↓↓↓

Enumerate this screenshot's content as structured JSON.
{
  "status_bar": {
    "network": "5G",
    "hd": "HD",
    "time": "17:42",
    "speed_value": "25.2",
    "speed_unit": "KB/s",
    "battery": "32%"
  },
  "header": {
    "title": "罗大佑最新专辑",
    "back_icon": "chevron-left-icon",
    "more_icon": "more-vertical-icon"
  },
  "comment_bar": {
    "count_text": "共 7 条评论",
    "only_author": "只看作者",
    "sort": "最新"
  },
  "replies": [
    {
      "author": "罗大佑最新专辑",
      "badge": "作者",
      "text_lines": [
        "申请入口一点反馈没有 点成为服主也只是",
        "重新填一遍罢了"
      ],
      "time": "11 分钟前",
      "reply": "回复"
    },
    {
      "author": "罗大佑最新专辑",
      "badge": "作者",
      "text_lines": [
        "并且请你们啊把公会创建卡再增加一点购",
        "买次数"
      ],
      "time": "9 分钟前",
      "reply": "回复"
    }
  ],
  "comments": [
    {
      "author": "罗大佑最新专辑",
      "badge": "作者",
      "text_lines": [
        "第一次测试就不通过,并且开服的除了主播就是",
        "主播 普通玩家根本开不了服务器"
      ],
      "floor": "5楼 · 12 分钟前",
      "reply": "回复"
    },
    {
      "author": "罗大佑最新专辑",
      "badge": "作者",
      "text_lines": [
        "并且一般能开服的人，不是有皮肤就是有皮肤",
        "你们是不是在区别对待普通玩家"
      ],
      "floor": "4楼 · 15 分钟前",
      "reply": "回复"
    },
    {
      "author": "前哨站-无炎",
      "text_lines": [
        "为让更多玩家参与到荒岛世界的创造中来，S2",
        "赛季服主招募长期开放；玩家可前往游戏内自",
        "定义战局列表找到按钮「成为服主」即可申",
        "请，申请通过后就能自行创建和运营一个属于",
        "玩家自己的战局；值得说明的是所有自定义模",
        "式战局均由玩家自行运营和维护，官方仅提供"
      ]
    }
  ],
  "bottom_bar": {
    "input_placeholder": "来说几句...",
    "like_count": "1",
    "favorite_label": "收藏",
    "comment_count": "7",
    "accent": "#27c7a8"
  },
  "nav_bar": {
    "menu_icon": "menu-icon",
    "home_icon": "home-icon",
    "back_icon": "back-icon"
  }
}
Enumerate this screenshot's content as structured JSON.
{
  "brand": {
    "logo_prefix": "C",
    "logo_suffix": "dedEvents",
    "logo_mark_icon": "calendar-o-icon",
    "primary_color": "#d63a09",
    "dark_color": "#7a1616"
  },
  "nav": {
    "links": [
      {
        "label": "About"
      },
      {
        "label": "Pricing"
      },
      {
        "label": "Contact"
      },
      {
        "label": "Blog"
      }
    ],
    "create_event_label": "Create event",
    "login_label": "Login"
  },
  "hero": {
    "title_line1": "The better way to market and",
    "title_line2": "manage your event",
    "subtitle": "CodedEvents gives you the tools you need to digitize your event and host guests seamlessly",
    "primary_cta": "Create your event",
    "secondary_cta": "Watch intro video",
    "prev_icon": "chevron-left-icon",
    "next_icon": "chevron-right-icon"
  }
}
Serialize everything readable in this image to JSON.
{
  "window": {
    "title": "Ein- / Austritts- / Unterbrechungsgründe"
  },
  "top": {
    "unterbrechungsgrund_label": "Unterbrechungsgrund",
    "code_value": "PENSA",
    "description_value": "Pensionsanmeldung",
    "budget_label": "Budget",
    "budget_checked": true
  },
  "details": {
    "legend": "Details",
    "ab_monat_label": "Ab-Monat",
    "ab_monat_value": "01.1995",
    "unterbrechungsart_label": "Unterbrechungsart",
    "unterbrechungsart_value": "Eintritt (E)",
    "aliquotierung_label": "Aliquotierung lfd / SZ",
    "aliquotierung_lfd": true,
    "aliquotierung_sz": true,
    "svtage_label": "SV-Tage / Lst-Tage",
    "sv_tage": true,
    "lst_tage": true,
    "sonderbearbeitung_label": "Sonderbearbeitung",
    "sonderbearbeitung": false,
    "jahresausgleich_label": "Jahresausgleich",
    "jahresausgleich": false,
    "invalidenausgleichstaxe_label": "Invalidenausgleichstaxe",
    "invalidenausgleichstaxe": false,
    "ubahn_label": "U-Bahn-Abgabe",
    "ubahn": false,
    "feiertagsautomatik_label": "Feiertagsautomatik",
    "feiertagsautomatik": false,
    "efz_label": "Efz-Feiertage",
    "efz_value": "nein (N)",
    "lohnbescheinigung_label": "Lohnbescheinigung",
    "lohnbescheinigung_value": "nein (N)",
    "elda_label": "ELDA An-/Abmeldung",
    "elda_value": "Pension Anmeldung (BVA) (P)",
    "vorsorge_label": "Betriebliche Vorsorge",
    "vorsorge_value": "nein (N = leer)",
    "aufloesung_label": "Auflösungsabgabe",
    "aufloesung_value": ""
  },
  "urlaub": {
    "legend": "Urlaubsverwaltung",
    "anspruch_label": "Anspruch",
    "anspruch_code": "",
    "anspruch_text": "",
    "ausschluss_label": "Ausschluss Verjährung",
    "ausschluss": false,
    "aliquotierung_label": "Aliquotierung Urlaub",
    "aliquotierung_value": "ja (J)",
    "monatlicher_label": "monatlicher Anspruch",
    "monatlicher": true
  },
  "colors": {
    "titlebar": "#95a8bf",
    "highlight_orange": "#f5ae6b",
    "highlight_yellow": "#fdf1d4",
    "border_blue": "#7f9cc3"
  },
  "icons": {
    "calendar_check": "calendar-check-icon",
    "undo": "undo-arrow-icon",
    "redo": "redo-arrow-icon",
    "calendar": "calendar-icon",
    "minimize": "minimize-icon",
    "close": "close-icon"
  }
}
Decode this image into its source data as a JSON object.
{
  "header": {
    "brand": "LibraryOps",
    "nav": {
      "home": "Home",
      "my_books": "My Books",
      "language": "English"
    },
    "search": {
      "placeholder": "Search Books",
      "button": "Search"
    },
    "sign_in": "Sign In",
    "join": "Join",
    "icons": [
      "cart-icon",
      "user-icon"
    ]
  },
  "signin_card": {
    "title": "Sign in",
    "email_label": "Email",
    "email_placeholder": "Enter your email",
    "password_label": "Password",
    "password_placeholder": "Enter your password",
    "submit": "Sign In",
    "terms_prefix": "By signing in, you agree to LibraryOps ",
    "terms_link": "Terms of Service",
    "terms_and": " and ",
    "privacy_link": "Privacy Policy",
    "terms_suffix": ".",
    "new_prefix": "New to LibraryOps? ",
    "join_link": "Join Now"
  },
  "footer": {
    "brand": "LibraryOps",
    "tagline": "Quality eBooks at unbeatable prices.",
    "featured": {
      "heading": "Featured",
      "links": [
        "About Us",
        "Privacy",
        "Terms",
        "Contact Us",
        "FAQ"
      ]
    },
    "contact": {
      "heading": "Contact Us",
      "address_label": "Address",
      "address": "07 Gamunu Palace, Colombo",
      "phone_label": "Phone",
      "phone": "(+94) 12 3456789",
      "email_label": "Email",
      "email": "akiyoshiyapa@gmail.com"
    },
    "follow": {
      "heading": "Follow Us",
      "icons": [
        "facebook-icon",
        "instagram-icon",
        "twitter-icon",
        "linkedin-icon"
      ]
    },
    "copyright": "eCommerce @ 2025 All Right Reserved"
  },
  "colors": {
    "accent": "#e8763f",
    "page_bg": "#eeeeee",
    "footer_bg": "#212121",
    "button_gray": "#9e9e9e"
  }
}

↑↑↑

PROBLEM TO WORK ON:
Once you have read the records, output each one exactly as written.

RESPONSE AREA:
Enumerate this screenshot's content as structured JSON.
{
  "status_bar": {
    "network": "5G",
    "hd": "HD",
    "time": "17:42",
    "speed_value": "25.2",
    "speed_unit": "KB/s",
    "battery": "32%"
  },
  "header": {
    "title": "罗大佑最新专辑",
    "back_icon": "chevron-left-icon",
    "more_icon": "more-vertical-icon"
  },
  "comment_bar": {
    "count_text": "共 7 条评论",
    "only_author": "只看作者",
    "sort": "最新"
  },
  "replies": [
    {
      "author": "罗大佑最新专辑",
      "badge": "作者",
      "text_lines": [
        "申请入口一点反馈没有 点成为服主也只是",
        "重新填一遍罢了"
      ],
      "time": "11 分钟前",
      "reply": "回复"
    },
    {
      "author": "罗大佑最新专辑",
      "badge": "作者",
      "text_lines": [
        "并且请你们啊把公会创建卡再增加一点购",
        "买次数"
      ],
      "time": "9 分钟前",
      "reply": "回复"
    }
  ],
  "comments": [
    {
      "author": "罗大佑最新专辑",
      "badge": "作者",
      "text_lines": [
        "第一次测试就不通过,并且开服的除了主播就是",
        "主播 普通玩家根本开不了服务器"
      ],
      "floor": "5楼 · 12 分钟前",
      "reply": "回复"
    },
    {
      "author": "罗大佑最新专辑",
      "badge": "作者",
      "text_lines": [
        "并且一般能开服的人，不是有皮肤就是有皮肤",
        "你们是不是在区别对待普通玩家"
      ],
      "floor": "4楼 · 15 分钟前",
      "reply": "回复"
    },
    {
      "author": "前哨站-无炎",
      "text_lines": [
        "为让更多玩家参与到荒岛世界的创造中来，S2",
        "赛季服主招募长期开放；玩家可前往游戏内自",
        "定义战局列表找到按钮「成为服主」即可申",
        "请，申请通过后就能自行创建和运营一个属于",
        "玩家自己的战局；值得说明的是所有自定义模",
        "式战局均由玩家自行运营和维护，官方仅提供"
      ]
    }
  ],
  "bottom_bar": {
    "input_placeholder": "来说几句...",
    "like_count": "1",
    "favorite_label": "收藏",
    "comment_count": "7",
    "accent": "#27c7a8"
  },
  "nav_bar": {
    "menu_icon": "menu-icon",
    "home_icon": "home-icon",
    "back_icon": "back-icon"
  }
}
Enumerate this screenshot's content as structured JSON.
{
  "brand": {
    "logo_prefix": "C",
    "logo_suffix": "dedEvents",
    "logo_mark_icon": "calendar-o-icon",
    "primary_color": "#d63a09",
    "dark_color": "#7a1616"
  },
  "nav": {
    "links": [
      {
        "label": "About"
      },
      {
        "label": "Pricing"
      },
      {
        "label": "Contact"
      },
      {
        "label": "Blog"
      }
    ],
    "create_event_label": "Create event",
    "login_label": "Login"
  },
  "hero": {
    "title_line1": "The better way to market and",
    "title_line2": "manage your event",
    "subtitle": "CodedEvents gives you the tools you need to digitize your event and host guests seamlessly",
    "primary_cta": "Create your event",
    "secondary_cta": "Watch intro video",
    "prev_icon": "chevron-left-icon",
    "next_icon": "chevron-right-icon"
  }
}
Serialize everything readable in this image to JSON.
{
  "window": {
    "title": "Ein- / Austritts- / Unterbrechungsgründe"
  },
  "top": {
    "unterbrechungsgrund_label": "Unterbrechungsgrund",
    "code_value": "PENSA",
    "description_value": "Pensionsanmeldung",
    "budget_label": "Budget",
    "budget_checked": true
  },
  "details": {
    "legend": "Details",
    "ab_monat_label": "Ab-Monat",
    "ab_monat_value": "01.1995",
    "unterbrechungsart_label": "Unterbrechungsart",
    "unterbrechungsart_value": "Eintritt (E)",
    "aliquotierung_label": "Aliquotierung lfd / SZ",
    "aliquotierung_lfd": true,
    "aliquotierung_sz": true,
    "svtage_label": "SV-Tage / Lst-Tage",
    "sv_tage": true,
    "lst_tage": true,
    "sonderbearbeitung_label": "Sonderbearbeitung",
    "sonderbearbeitung": false,
    "jahresausgleich_label": "Jahresausgleich",
    "jahresausgleich": false,
    "invalidenausgleichstaxe_label": "Invalidenausgleichstaxe",
    "invalidenausgleichstaxe": false,
    "ubahn_label": "U-Bahn-Abgabe",
    "ubahn": false,
    "feiertagsautomatik_label": "Feiertagsautomatik",
    "feiertagsautomatik": false,
    "efz_label": "Efz-Feiertage",
    "efz_value": "nein (N)",
    "lohnbescheinigung_label": "Lohnbescheinigung",
    "lohnbescheinigung_value": "nein (N)",
    "elda_label": "ELDA An-/Abmeldung",
    "elda_value": "Pension Anmeldung (BVA) (P)",
    "vorsorge_label": "Betriebliche Vorsorge",
    "vorsorge_value": "nein (N = leer)",
    "aufloesung_label": "Auflösungsabgabe",
    "aufloesung_value": ""
  },
  "urlaub": {
    "legend": "Urlaubsverwaltung",
    "anspruch_label": "Anspruch",
    "anspruch_code": "",
    "anspruch_text": "",
    "ausschluss_label": "Ausschluss Verjährung",
    "ausschluss": false,
    "aliquotierung_label": "Aliquotierung Urlaub",
    "aliquotierung_value": "ja (J)",
    "monatlicher_label": "monatlicher Anspruch",
    "monatlicher": true
  },
  "colors": {
    "titlebar": "#95a8bf",
    "highlight_orange": "#f5ae6b",
    "highlight_yellow": "#fdf1d4",
    "border_blue": "#7f9cc3"
  },
  "icons": {
    "calendar_check": "calendar-check-icon",
    "undo": "undo-arrow-icon",
    "redo": "redo-arrow-icon",
    "calendar": "calendar-icon",
    "minimize": "minimize-icon",
    "close": "close-icon"
  }
}
Decode this image into its source data as a JSON object.
{
  "header": {
    "brand": "LibraryOps",
    "nav": {
      "home": "Home",
      "my_books": "My Books",
      "language": "English"
    },
    "search": {
      "placeholder": "Search Books",
      "button": "Search"
    },
    "sign_in": "Sign In",
    "join": "Join",
    "icons": [
      "cart-icon",
      "user-icon"
    ]
  },
  "signin_card": {
    "title": "Sign in",
    "email_label": "Email",
    "email_placeholder": "Enter your email",
    "password_label": "Password",
    "password_placeholder": "Enter your password",
    "submit": "Sign In",
    "terms_prefix": "By signing in, you agree to LibraryOps ",
    "terms_link": "Terms of Service",
    "terms_and": " and ",
    "privacy_link": "Privacy Policy",
    "terms_suffix": ".",
    "new_prefix": "New to LibraryOps? ",
    "join_link": "Join Now"
  },
  "footer": {
    "brand": "LibraryOps",
    "tagline": "Quality eBooks at unbeatable prices.",
    "featured": {
      "heading": "Featured",
      "links": [
        "About Us",
        "Privacy",
        "Terms",
        "Contact Us",
        "FAQ"
      ]
    },
    "contact": {
      "heading": "Contact Us",
      "address_label": "Address",
      "address": "07 Gamunu Palace, Colombo",
      "phone_label": "Phone",
      "phone": "(+94) 12 3456789",
      "email_label": "Email",
      "email": "akiyoshiyapa@gmail.com"
    },
    "follow": {
      "heading": "Follow Us",
      "icons": [
        "facebook-icon",
        "instagram-icon",
        "twitter-icon",
        "linkedin-icon"
      ]
    },
    "copyright": "eCommerce @ 2025 All Right Reserved"
  },
  "colors": {
    "accent": "#e8763f",
    "page_bg": "#eeeeee",
    "footer_bg": "#212121",
    "button_gray": "#9e9e9e"
  }
}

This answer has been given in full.